Exercise objective = Skip the pictures. Give all the data again exactly.

[[ Exercise data open ]]

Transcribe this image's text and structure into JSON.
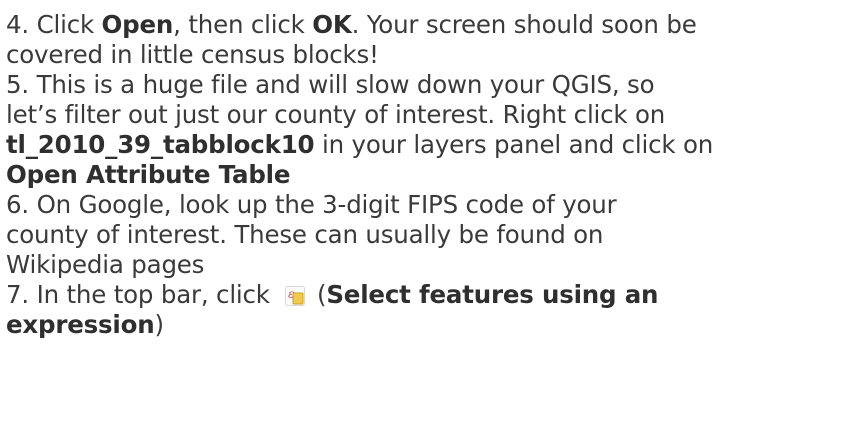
{
  "steps": [
    {
      "number": "4.",
      "parts": {
        "a": " Click ",
        "b": "Open",
        "c": ", then click ",
        "d": "OK",
        "e": ". Your screen should soon be",
        "f": "covered in little census blocks!"
      }
    },
    {
      "number": "5.",
      "parts": {
        "a": " This is a huge file and will slow down your QGIS, so",
        "b": "let’s filter out just our county of interest. Right click on",
        "c": "tl_2010_39_tabblock10",
        "d": " in your layers panel and click on",
        "e": "Open Attribute Table"
      }
    },
    {
      "number": "6.",
      "parts": {
        "a": " On Google, look up the 3-digit FIPS code of your",
        "b": "county of interest. These can usually be found on",
        "c": "Wikipedia pages"
      }
    },
    {
      "number": "7.",
      "parts": {
        "a": " In the top bar, click ",
        "icon": "select-by-expression-icon",
        "b": " (",
        "c": "Select features using an",
        "d": "expression",
        "e": ")"
      }
    }
  ],
  "colors": {
    "text": "#3a3a3a",
    "icon_yellow": "#f2c94c",
    "icon_red": "#d9534f"
  }
}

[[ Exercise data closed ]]

Answer space =
Transcribe this image's text and structure into JSON.
{
  "steps": [
    {
      "number": "4.",
      "parts": {
        "a": " Click ",
        "b": "Open",
        "c": ", then click ",
        "d": "OK",
        "e": ". Your screen should soon be",
        "f": "covered in little census blocks!"
      }
    },
    {
      "number": "5.",
      "parts": {
        "a": " This is a huge file and will slow down your QGIS, so",
        "b": "let’s filter out just our county of interest. Right click on",
        "c": "tl_2010_39_tabblock10",
        "d": " in your layers panel and click on",
        "e": "Open Attribute Table"
      }
    },
    {
      "number": "6.",
      "parts": {
        "a": " On Google, look up the 3-digit FIPS code of your",
        "b": "county of interest. These can usually be found on",
        "c": "Wikipedia pages"
      }
    },
    {
      "number": "7.",
      "parts": {
        "a": " In the top bar, click ",
        "icon": "select-by-expression-icon",
        "b": " (",
        "c": "Select features using an",
        "d": "expression",
        "e": ")"
      }
    }
  ],
  "colors": {
    "text": "#3a3a3a",
    "icon_yellow": "#f2c94c",
    "icon_red": "#d9534f"
  }
}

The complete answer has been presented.